▶ **REQUIRED ACTION**
Among the entries below, how many lines include the word "View"? Reply with only the number.
### THE INPUT ###
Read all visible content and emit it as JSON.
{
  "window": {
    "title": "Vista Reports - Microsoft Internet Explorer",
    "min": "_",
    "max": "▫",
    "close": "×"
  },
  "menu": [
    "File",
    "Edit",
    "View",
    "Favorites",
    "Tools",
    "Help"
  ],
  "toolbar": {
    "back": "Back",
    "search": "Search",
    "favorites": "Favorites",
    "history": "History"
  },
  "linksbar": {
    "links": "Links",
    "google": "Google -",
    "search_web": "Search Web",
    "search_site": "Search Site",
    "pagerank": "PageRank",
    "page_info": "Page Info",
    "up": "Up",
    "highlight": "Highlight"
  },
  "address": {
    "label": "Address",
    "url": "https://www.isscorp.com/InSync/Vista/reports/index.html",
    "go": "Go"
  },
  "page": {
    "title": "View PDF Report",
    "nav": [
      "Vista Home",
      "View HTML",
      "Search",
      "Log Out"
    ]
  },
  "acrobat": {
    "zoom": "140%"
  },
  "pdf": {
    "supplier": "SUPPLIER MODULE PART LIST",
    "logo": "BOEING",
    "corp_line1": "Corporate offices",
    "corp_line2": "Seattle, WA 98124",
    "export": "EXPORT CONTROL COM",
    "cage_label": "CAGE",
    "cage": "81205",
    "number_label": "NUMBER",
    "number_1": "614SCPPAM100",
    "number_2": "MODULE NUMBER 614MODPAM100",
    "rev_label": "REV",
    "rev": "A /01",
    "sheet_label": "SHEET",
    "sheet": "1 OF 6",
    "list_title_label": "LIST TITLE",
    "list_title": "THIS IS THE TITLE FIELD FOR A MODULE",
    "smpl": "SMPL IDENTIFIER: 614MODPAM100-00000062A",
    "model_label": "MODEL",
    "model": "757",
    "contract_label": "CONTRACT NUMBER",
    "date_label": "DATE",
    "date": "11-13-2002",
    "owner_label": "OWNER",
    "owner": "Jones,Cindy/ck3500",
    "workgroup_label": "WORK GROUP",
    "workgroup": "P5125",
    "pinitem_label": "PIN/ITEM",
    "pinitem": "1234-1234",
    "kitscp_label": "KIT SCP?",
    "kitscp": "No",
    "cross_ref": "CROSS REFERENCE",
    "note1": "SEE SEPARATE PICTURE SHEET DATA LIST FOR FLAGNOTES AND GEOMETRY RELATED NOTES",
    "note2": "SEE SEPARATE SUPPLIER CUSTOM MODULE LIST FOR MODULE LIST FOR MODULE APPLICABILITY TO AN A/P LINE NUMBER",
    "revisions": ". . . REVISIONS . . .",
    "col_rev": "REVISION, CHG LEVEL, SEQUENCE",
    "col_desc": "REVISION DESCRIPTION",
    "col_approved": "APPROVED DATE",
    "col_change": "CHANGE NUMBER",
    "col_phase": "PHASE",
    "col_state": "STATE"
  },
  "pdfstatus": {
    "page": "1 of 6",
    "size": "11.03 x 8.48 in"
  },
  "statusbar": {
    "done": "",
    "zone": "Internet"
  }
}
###
▶ **OUTPUT FOR THIS EXERCISE**
3